### Dataset entries
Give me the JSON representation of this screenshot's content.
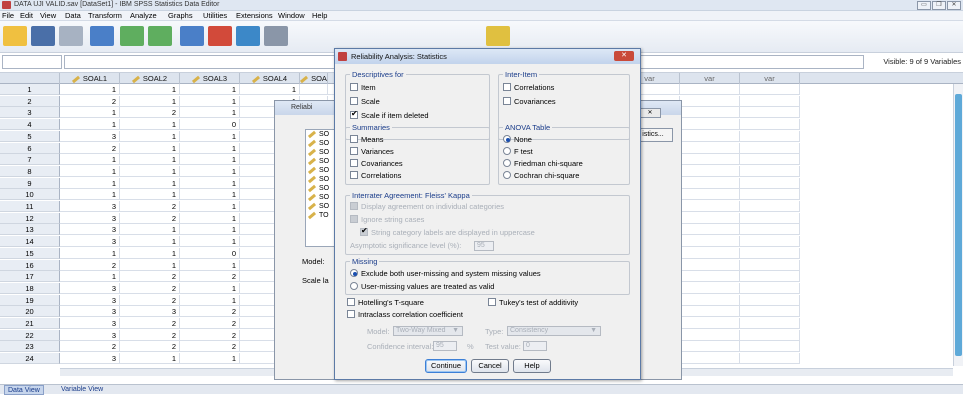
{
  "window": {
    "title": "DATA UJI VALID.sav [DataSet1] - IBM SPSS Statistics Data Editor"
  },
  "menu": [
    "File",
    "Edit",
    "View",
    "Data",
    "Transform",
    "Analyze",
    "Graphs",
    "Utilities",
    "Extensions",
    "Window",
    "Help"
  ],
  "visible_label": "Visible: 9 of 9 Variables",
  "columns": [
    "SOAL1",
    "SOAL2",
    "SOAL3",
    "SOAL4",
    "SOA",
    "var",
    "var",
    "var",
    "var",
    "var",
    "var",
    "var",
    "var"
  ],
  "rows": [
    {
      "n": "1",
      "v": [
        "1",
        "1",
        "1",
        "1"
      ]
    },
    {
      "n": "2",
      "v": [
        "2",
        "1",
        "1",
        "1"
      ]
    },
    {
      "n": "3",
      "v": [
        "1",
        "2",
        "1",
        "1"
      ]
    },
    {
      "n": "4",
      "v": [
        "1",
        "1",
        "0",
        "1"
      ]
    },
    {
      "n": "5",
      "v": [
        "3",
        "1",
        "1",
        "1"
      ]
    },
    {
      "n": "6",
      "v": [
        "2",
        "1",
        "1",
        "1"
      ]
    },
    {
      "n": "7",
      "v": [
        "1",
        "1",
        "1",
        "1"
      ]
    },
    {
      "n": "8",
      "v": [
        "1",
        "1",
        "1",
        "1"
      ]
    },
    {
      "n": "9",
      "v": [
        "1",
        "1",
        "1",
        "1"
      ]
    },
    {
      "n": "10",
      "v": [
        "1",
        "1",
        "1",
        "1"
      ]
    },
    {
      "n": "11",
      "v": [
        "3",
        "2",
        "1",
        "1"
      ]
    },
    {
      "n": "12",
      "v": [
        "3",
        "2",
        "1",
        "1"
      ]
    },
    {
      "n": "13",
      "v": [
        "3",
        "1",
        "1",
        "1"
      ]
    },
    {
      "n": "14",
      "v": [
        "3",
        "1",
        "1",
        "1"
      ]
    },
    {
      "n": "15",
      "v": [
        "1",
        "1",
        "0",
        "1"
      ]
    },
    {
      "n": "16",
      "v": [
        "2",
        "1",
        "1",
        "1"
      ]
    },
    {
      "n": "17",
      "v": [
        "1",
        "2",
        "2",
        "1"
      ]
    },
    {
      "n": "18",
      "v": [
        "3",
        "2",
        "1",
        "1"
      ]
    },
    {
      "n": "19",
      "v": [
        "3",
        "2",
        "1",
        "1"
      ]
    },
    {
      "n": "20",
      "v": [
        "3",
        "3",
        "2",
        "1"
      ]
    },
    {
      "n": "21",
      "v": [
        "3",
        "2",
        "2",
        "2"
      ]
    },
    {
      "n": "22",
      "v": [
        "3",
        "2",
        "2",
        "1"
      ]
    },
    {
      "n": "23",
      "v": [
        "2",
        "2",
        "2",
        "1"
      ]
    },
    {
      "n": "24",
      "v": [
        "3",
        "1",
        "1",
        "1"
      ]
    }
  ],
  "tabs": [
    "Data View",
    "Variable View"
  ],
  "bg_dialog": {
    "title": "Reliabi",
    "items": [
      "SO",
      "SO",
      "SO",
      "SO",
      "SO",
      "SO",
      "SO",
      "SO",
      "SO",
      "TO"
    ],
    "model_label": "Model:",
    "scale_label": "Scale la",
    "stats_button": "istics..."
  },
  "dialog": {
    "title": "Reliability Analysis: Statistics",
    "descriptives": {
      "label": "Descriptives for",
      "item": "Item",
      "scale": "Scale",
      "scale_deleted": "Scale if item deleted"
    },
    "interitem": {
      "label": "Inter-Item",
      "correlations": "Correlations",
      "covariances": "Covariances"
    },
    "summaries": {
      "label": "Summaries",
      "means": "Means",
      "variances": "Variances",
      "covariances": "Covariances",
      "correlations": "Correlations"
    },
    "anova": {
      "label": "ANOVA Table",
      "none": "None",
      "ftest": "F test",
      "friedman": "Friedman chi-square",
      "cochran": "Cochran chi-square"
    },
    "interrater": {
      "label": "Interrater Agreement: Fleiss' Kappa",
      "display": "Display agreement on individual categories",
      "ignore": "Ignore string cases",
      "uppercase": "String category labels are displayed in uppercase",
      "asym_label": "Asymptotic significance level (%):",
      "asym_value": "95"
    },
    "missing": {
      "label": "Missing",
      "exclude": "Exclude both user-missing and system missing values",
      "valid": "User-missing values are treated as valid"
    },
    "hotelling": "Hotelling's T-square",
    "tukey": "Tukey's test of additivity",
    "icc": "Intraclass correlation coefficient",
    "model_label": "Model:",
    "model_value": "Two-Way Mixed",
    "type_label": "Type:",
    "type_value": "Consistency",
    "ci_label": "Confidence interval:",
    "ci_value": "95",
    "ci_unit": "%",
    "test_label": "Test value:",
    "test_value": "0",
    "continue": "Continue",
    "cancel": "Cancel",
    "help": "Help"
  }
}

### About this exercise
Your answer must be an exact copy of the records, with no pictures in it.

### Task output
Give me the JSON representation of this screenshot's content.
{
  "window": {
    "title": "DATA UJI VALID.sav [DataSet1] - IBM SPSS Statistics Data Editor"
  },
  "menu": [
    "File",
    "Edit",
    "View",
    "Data",
    "Transform",
    "Analyze",
    "Graphs",
    "Utilities",
    "Extensions",
    "Window",
    "Help"
  ],
  "visible_label": "Visible: 9 of 9 Variables",
  "columns": [
    "SOAL1",
    "SOAL2",
    "SOAL3",
    "SOAL4",
    "SOA",
    "var",
    "var",
    "var",
    "var",
    "var",
    "var",
    "var",
    "var"
  ],
  "rows": [
    {
      "n": "1",
      "v": [
        "1",
        "1",
        "1",
        "1"
      ]
    },
    {
      "n": "2",
      "v": [
        "2",
        "1",
        "1",
        "1"
      ]
    },
    {
      "n": "3",
      "v": [
        "1",
        "2",
        "1",
        "1"
      ]
    },
    {
      "n": "4",
      "v": [
        "1",
        "1",
        "0",
        "1"
      ]
    },
    {
      "n": "5",
      "v": [
        "3",
        "1",
        "1",
        "1"
      ]
    },
    {
      "n": "6",
      "v": [
        "2",
        "1",
        "1",
        "1"
      ]
    },
    {
      "n": "7",
      "v": [
        "1",
        "1",
        "1",
        "1"
      ]
    },
    {
      "n": "8",
      "v": [
        "1",
        "1",
        "1",
        "1"
      ]
    },
    {
      "n": "9",
      "v": [
        "1",
        "1",
        "1",
        "1"
      ]
    },
    {
      "n": "10",
      "v": [
        "1",
        "1",
        "1",
        "1"
      ]
    },
    {
      "n": "11",
      "v": [
        "3",
        "2",
        "1",
        "1"
      ]
    },
    {
      "n": "12",
      "v": [
        "3",
        "2",
        "1",
        "1"
      ]
    },
    {
      "n": "13",
      "v": [
        "3",
        "1",
        "1",
        "1"
      ]
    },
    {
      "n": "14",
      "v": [
        "3",
        "1",
        "1",
        "1"
      ]
    },
    {
      "n": "15",
      "v": [
        "1",
        "1",
        "0",
        "1"
      ]
    },
    {
      "n": "16",
      "v": [
        "2",
        "1",
        "1",
        "1"
      ]
    },
    {
      "n": "17",
      "v": [
        "1",
        "2",
        "2",
        "1"
      ]
    },
    {
      "n": "18",
      "v": [
        "3",
        "2",
        "1",
        "1"
      ]
    },
    {
      "n": "19",
      "v": [
        "3",
        "2",
        "1",
        "1"
      ]
    },
    {
      "n": "20",
      "v": [
        "3",
        "3",
        "2",
        "1"
      ]
    },
    {
      "n": "21",
      "v": [
        "3",
        "2",
        "2",
        "2"
      ]
    },
    {
      "n": "22",
      "v": [
        "3",
        "2",
        "2",
        "1"
      ]
    },
    {
      "n": "23",
      "v": [
        "2",
        "2",
        "2",
        "1"
      ]
    },
    {
      "n": "24",
      "v": [
        "3",
        "1",
        "1",
        "1"
      ]
    }
  ],
  "tabs": [
    "Data View",
    "Variable View"
  ],
  "bg_dialog": {
    "title": "Reliabi",
    "items": [
      "SO",
      "SO",
      "SO",
      "SO",
      "SO",
      "SO",
      "SO",
      "SO",
      "SO",
      "TO"
    ],
    "model_label": "Model:",
    "scale_label": "Scale la",
    "stats_button": "istics..."
  },
  "dialog": {
    "title": "Reliability Analysis: Statistics",
    "descriptives": {
      "label": "Descriptives for",
      "item": "Item",
      "scale": "Scale",
      "scale_deleted": "Scale if item deleted"
    },
    "interitem": {
      "label": "Inter-Item",
      "correlations": "Correlations",
      "covariances": "Covariances"
    },
    "summaries": {
      "label": "Summaries",
      "means": "Means",
      "variances": "Variances",
      "covariances": "Covariances",
      "correlations": "Correlations"
    },
    "anova": {
      "label": "ANOVA Table",
      "none": "None",
      "ftest": "F test",
      "friedman": "Friedman chi-square",
      "cochran": "Cochran chi-square"
    },
    "interrater": {
      "label": "Interrater Agreement: Fleiss' Kappa",
      "display": "Display agreement on individual categories",
      "ignore": "Ignore string cases",
      "uppercase": "String category labels are displayed in uppercase",
      "asym_label": "Asymptotic significance level (%):",
      "asym_value": "95"
    },
    "missing": {
      "label": "Missing",
      "exclude": "Exclude both user-missing and system missing values",
      "valid": "User-missing values are treated as valid"
    },
    "hotelling": "Hotelling's T-square",
    "tukey": "Tukey's test of additivity",
    "icc": "Intraclass correlation coefficient",
    "model_label": "Model:",
    "model_value": "Two-Way Mixed",
    "type_label": "Type:",
    "type_value": "Consistency",
    "ci_label": "Confidence interval:",
    "ci_value": "95",
    "ci_unit": "%",
    "test_label": "Test value:",
    "test_value": "0",
    "continue": "Continue",
    "cancel": "Cancel",
    "help": "Help"
  }
}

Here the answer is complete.